Book critic Colin Dickey's argument is similar. "How a politician structures that fictional universe reveals a lot about his or her worldview," he wrote in 2018, elaborating that ultimately, a lot of newer novels by political leaders reduce their stories into a binary of good against evil.

So, if narrative control is not the ultimate intent of a former politician turned author, what is? "I do think politicians write to stay in the public's mind," said Appel. "Not necessarily because they think this will get them elected in the future — I doubt Hillary Clinton thinks she'll get more votes someday if someone thinks she's a gifted novelist — but because they enjoy the limelight and believe that they have stories worth sharing."

Money talks

A man sitting and a shelf of books behind him
Jacob Appel works at the Icahn School of Medicine at Mount Sinai, New YorkImage: Jacob Appel, New York, 2020

US Republican Newt Gingrich adds a new dimension to why leaders like himself are motivated to write fiction. The former speaker of the US House of Representatives has written alternate history novels such as Pearl Harbor (2007) and Gettysburg: A Novel of the Civil War (2003), and knows exactly what he wants from writing novels.

Speaking to The Wall Street Journal in May, Gingrich said he has three goals in mind while writing books: "One, educate the reader about something significant. Two, educate myself. And three, make a little bit of money."

And money as motivation goes beyond party loyalties. "Bill Clinton doesn't write a novel to get his name better known… He writes a novel because if you combine him and his co-author, they're going to sell a tremendous number of books," Gingrich said.
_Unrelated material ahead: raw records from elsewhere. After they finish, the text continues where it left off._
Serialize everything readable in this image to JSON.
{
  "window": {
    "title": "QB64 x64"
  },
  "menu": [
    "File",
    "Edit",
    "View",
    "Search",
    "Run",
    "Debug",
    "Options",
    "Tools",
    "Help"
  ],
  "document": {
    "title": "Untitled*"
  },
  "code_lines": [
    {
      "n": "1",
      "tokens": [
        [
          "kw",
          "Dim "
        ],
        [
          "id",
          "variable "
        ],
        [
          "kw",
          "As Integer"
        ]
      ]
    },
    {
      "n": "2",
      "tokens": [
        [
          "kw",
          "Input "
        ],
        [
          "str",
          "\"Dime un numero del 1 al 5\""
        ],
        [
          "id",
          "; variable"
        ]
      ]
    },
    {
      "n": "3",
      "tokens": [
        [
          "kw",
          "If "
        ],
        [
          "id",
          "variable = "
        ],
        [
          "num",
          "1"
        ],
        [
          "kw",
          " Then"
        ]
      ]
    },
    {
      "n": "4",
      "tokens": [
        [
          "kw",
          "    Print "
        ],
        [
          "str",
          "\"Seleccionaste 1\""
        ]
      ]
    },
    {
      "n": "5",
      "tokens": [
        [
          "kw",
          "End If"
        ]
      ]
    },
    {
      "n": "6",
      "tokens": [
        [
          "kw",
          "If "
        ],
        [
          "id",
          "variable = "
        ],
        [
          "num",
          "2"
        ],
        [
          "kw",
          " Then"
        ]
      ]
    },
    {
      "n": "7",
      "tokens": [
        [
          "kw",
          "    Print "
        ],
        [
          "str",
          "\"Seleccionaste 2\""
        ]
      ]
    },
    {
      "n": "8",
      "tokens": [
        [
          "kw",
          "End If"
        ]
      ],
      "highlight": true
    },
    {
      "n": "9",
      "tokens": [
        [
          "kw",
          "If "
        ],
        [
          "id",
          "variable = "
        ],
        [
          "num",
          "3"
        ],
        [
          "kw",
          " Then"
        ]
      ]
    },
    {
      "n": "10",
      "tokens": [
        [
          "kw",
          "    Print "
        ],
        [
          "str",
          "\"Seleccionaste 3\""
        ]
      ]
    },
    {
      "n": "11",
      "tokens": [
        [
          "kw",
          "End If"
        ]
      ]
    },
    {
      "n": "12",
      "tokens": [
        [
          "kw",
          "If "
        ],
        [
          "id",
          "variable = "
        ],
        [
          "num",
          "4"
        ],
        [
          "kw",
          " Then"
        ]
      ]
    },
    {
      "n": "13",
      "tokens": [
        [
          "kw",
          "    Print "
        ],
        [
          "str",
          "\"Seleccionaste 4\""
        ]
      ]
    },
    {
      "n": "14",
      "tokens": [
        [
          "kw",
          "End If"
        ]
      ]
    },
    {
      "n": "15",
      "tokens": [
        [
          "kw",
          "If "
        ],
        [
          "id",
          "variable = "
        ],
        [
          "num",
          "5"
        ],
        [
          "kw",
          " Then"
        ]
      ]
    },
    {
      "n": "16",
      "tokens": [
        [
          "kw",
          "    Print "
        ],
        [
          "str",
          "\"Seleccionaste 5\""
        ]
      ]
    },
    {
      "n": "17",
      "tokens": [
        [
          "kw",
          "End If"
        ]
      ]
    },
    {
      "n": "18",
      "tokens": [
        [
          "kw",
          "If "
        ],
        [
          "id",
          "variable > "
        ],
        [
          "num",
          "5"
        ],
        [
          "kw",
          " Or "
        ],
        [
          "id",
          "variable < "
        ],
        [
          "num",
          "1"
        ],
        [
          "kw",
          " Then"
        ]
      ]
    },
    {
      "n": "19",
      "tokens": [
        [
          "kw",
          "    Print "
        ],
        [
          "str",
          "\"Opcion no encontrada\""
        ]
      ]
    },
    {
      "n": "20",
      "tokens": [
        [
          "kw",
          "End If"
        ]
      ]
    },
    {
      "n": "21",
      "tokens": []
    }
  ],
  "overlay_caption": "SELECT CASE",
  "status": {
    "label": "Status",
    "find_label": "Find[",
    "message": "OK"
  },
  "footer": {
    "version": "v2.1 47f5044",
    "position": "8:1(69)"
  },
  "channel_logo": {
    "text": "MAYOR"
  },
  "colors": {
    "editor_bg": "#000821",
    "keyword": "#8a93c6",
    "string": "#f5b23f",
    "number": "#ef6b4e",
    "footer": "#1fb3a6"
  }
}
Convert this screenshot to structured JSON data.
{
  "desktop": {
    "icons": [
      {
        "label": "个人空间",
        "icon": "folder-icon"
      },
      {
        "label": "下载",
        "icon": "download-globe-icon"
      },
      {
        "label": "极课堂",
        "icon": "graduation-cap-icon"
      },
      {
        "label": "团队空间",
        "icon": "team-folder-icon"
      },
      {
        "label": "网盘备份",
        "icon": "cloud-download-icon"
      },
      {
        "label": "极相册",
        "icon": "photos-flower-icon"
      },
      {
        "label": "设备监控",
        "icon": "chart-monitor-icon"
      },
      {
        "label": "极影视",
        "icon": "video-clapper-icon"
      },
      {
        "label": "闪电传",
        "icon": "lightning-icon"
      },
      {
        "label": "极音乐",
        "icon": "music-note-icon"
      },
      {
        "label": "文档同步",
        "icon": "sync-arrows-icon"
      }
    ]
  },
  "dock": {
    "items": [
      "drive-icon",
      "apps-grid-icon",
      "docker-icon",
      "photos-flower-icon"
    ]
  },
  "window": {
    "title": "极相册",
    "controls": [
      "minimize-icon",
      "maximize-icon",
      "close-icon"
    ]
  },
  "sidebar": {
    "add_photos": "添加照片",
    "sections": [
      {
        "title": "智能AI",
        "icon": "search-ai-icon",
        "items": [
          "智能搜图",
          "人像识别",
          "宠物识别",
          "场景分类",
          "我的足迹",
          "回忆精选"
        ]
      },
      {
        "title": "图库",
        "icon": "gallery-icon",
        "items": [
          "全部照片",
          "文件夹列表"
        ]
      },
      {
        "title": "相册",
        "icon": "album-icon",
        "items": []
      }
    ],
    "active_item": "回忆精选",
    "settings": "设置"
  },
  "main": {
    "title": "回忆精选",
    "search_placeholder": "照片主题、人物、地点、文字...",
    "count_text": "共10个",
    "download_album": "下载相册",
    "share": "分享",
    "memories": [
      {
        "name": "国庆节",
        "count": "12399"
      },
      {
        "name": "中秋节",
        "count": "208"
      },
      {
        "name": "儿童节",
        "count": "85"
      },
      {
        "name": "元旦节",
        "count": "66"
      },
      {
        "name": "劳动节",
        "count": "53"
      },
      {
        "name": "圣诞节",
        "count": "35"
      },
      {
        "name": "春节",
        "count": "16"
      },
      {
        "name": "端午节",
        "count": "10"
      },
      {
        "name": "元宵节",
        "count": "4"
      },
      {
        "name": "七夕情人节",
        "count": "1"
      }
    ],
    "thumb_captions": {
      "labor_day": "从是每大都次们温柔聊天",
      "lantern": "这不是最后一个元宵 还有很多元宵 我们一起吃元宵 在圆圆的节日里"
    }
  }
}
Manasi Gopalakrishnan
Manasi Gopalakrishnan Journalist and editor from India, compulsive reader of books.